__Your goal__
An exact copy of each line below is needed, with no images in it.

· · · ·

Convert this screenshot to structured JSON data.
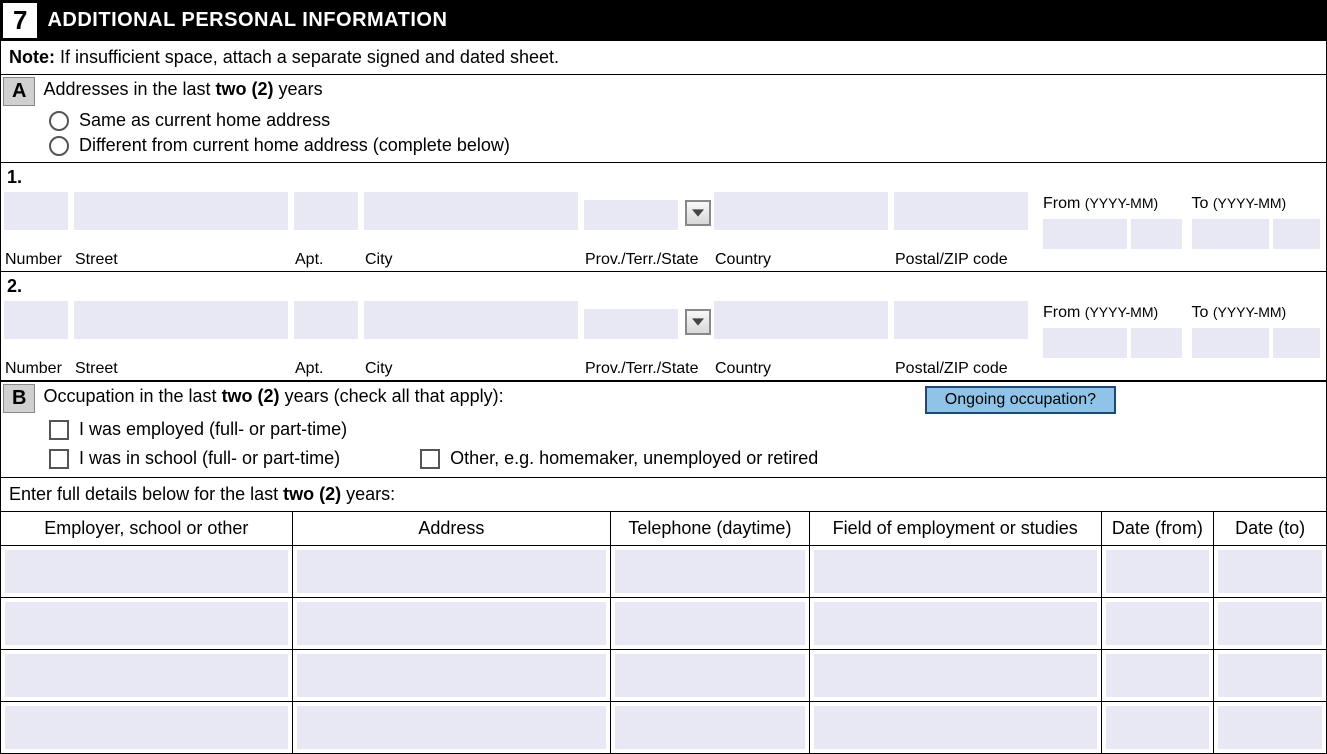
{
  "section": {
    "number": "7",
    "title": "ADDITIONAL PERSONAL INFORMATION"
  },
  "note": {
    "label": "Note:",
    "text": " If insufficient space, attach a separate signed and dated sheet."
  },
  "subA": {
    "letter": "A",
    "text_pre": "Addresses in the last ",
    "text_bold": "two (2)",
    "text_post": " years",
    "radio1": "Same as current home address",
    "radio2": "Different from current home address (complete below)"
  },
  "addr_labels": {
    "number": "Number",
    "street": "Street",
    "apt": "Apt.",
    "city": "City",
    "prov": "Prov./Terr./State",
    "country": "Country",
    "postal": "Postal/ZIP code",
    "from": "From ",
    "from_fmt": "(YYYY-MM)",
    "to": "To ",
    "to_fmt": "(YYYY-MM)"
  },
  "addr_rows": {
    "r1": "1.",
    "r2": "2."
  },
  "subB": {
    "letter": "B",
    "text_pre": "Occupation in the last ",
    "text_bold": "two (2)",
    "text_post": " years (check all that apply):",
    "ongoing": "Ongoing occupation?",
    "chk1": "I was employed (full- or part-time)",
    "chk2": "I was in school (full- or part-time)",
    "chk3": "Other, e.g. homemaker, unemployed or retired"
  },
  "details": {
    "intro_pre": "Enter full details below for the last ",
    "intro_bold": "two (2)",
    "intro_post": " years:",
    "h1": "Employer, school or other",
    "h2": "Address",
    "h3": "Telephone (daytime)",
    "h4": "Field of employment or studies",
    "h5": "Date (from)",
    "h6": "Date (to)"
  }
}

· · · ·

__Answer to this task__
Convert this screenshot to structured JSON data.
{
  "section": {
    "number": "7",
    "title": "ADDITIONAL PERSONAL INFORMATION"
  },
  "note": {
    "label": "Note:",
    "text": " If insufficient space, attach a separate signed and dated sheet."
  },
  "subA": {
    "letter": "A",
    "text_pre": "Addresses in the last ",
    "text_bold": "two (2)",
    "text_post": " years",
    "radio1": "Same as current home address",
    "radio2": "Different from current home address (complete below)"
  },
  "addr_labels": {
    "number": "Number",
    "street": "Street",
    "apt": "Apt.",
    "city": "City",
    "prov": "Prov./Terr./State",
    "country": "Country",
    "postal": "Postal/ZIP code",
    "from": "From ",
    "from_fmt": "(YYYY-MM)",
    "to": "To ",
    "to_fmt": "(YYYY-MM)"
  },
  "addr_rows": {
    "r1": "1.",
    "r2": "2."
  },
  "subB": {
    "letter": "B",
    "text_pre": "Occupation in the last ",
    "text_bold": "two (2)",
    "text_post": " years (check all that apply):",
    "ongoing": "Ongoing occupation?",
    "chk1": "I was employed (full- or part-time)",
    "chk2": "I was in school (full- or part-time)",
    "chk3": "Other, e.g. homemaker, unemployed or retired"
  },
  "details": {
    "intro_pre": "Enter full details below for the last ",
    "intro_bold": "two (2)",
    "intro_post": " years:",
    "h1": "Employer, school or other",
    "h2": "Address",
    "h3": "Telephone (daytime)",
    "h4": "Field of employment or studies",
    "h5": "Date (from)",
    "h6": "Date (to)"
  }
}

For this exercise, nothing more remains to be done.